**What to work on:** Copy each line containing the word "below" from the records that follow, please.

Page and application data records:
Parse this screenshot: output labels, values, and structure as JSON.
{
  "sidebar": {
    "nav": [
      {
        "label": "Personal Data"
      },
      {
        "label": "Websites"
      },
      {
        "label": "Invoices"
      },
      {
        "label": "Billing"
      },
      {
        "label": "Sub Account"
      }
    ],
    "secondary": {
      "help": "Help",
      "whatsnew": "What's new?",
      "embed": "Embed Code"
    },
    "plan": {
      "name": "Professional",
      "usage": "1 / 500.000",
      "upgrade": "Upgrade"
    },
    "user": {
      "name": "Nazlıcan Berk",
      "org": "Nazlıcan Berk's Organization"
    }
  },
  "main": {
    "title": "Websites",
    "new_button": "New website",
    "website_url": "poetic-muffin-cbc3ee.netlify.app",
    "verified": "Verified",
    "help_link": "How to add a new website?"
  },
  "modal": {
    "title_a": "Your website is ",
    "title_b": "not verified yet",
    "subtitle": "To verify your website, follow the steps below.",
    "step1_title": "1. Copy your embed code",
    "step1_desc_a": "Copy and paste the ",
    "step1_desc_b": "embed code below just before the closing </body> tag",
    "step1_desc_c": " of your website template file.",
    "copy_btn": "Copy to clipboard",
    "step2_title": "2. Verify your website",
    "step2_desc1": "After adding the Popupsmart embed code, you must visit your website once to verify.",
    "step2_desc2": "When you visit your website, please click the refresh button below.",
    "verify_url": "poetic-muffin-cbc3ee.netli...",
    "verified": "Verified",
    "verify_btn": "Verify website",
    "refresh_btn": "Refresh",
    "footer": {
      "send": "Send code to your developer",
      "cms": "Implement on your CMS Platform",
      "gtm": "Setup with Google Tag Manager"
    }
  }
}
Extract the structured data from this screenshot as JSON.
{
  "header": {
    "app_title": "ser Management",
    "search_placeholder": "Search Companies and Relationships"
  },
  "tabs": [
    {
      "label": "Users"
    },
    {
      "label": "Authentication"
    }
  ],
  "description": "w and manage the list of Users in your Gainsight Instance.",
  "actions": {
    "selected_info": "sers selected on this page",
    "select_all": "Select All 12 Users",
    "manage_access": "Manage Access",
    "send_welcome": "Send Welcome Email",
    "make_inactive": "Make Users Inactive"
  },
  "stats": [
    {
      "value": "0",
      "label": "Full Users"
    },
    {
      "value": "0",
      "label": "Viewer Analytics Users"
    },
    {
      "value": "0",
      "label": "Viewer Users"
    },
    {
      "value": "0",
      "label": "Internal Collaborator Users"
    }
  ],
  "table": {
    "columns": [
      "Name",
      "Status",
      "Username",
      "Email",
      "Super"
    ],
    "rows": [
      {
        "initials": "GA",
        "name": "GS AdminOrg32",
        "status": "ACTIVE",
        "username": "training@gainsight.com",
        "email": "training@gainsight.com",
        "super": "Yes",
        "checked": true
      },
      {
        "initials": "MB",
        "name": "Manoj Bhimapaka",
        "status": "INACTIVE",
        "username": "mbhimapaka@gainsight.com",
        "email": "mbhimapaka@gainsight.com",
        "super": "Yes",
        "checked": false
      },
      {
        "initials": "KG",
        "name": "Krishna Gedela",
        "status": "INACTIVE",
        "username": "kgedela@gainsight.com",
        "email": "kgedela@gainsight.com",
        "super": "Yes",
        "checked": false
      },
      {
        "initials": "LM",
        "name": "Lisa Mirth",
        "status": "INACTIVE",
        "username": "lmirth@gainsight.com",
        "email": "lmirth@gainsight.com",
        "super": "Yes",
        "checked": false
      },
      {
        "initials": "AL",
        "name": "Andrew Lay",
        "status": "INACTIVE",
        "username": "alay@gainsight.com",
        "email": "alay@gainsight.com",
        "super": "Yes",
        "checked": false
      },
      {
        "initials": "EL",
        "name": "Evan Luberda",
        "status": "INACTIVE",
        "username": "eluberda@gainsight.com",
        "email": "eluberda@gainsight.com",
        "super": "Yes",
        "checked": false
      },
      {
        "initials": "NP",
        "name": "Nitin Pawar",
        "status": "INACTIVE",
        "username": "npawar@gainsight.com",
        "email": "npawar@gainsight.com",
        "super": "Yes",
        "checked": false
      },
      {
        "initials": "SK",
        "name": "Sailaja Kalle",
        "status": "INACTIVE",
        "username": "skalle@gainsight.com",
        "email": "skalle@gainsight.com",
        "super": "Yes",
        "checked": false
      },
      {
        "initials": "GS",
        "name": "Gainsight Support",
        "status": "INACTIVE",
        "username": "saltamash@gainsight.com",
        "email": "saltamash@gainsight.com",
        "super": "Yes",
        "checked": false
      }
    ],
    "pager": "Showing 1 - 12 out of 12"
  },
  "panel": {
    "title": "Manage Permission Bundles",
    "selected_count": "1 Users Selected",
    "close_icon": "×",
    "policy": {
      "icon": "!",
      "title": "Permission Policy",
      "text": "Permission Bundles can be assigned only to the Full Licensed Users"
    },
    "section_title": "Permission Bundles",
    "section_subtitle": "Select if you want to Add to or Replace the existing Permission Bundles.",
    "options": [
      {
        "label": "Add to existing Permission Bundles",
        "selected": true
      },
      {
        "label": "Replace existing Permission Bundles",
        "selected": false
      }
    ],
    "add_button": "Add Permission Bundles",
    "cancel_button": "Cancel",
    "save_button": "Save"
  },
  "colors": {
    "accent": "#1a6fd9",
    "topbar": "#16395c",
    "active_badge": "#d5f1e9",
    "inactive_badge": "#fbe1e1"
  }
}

**Result of this exercise:**
    "subtitle": "To verify your website, follow the steps below.",
    "step1_desc_b": "embed code below just before the closing </body> tag",
    "step2_desc2": "When you visit your website, please click the refresh button below.",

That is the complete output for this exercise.